This has led to increased lobbying in the US capital. On March 8, the prominent Republican senator, Bill Hagerty, who is on the Senate foreign policy committee, blamed Biden’s “lax policy towards Tehran” for Houthi drone attacks on Saudi oilfields. A day earlier he had tweeted:
Yet another missile strike against Saudi Arabia today, with all the hallmarks of an Iranian-backed attack. It seems @POTUS Biden’s desire to give Tehran sanctions relief is emboldening the mullahs to escalate their aggression against us and our allies.4
On March 9 we had a letter signed by 70 Republican and 70 Democratic House members, addressed to secretary of state Antony Blinken. This bipartisan initiative does call for an agreement to reinstate limits on Iran’s nuclear programme, but it also adds new demands: Iran should not only curtail its ballistic missile programme, but also address its “malign behaviour throughout the Middle East”.

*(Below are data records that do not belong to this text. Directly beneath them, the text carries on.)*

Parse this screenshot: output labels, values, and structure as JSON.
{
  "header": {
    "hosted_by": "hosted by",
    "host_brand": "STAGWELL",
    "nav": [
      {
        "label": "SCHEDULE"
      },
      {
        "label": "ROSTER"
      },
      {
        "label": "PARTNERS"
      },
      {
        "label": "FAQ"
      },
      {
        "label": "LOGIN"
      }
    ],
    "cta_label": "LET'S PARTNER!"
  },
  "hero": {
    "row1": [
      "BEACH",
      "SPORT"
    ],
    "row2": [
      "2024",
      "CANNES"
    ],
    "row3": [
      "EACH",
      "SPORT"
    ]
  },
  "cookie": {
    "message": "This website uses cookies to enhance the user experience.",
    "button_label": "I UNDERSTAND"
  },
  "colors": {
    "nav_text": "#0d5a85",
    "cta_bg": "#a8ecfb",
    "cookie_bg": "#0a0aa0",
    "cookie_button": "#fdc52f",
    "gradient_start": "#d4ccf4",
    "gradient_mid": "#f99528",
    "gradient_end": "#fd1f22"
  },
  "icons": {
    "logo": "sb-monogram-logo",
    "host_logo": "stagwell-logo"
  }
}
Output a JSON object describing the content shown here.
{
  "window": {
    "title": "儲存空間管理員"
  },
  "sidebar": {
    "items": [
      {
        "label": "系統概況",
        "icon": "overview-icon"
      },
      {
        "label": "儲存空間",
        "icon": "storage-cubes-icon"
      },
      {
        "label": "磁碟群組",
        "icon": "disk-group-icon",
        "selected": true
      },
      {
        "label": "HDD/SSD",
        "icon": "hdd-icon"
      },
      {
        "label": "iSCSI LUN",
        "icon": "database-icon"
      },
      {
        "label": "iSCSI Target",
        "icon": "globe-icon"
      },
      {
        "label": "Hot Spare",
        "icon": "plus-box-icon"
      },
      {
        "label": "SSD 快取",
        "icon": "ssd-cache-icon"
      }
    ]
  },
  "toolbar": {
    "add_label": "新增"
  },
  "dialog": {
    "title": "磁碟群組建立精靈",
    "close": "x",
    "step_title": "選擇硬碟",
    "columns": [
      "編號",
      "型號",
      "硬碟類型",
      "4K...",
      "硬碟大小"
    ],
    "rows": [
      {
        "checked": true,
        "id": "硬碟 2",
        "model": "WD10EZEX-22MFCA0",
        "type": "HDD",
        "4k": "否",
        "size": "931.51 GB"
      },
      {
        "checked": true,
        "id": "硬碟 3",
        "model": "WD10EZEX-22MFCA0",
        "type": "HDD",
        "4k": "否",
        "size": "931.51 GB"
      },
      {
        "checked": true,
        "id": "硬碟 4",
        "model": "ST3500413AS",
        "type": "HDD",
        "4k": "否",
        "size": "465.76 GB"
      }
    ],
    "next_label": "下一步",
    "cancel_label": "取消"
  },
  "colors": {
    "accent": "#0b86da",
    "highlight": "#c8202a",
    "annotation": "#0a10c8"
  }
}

While I am certainly an opponent of Iran’s nuclear and missile programmes and its policies in the Middle East, the ignorance (or sheer hypocrisy) in the above statement makes you wonder what the letter is actually telling us about the foreign policy of the world’s hegemon power.
For all its reactionary measures, including the severe repression of the Iranian people and the continued pursuance of neoliberal economic policies, it was not Iran, but the US administration, which unilaterally walked out of the Iran nuclear deal - not because it was a “bad deal”, as Trump kept saying, but because it was Barack Obama’s deal. Any attempt at re-negotiation cannot ignore this basic fact.
Iran’s ballistic missile programme is deplorable, mainly because a country that is facing a severe economic crisis, worsened by Covid-19 and US-imposed sanctions, should not be taking such a course. However, the missile programme is a form of insurance. When a regime is threatened with attack, it will take measures which will enable it to counter-attack.
Then we come to Iran’s regional policies. Now let us be very clear about who created a situation where Iran became at least nominally a powerful country in the Middle East. It was the United States, with its unfinished wars in Iraq and Afghanistan. Iran gained unprecedented advantage, as two of its regional enemies - the Taliban in Afghanistan and Saddam Hussein in Iraq - were removed, thanks to US military action. Inevitably this made Iran comparatively more powerful in the region - which raised alarm bells in Riyadh and Tel Aviv and increased Saudi and Israeli determination to bring on conflict with Tehran. The potential for war was exacerbated by arms sales by the US, the UK and their Nato allies. Did they expect the Islamic Republic to do nothing?
In summary, additional demands are unlikely to be acceptable to Iran and anyone serious about reviving the JCPOA - the Joint Comprehensive Plan of Action agreement - knows this. However, all this might be just part of the bargaining before any resumption of formal talks. But, as I have said before, unless there is a last-minute change of heart by the supreme leader, Iran could see a presidential election with a rightwing military candidate supported by the Revolutionary Guards standing against a conservative cleric. The Biden administration would find it very difficult to bring the resulting government to the negotiating table. Time is running out.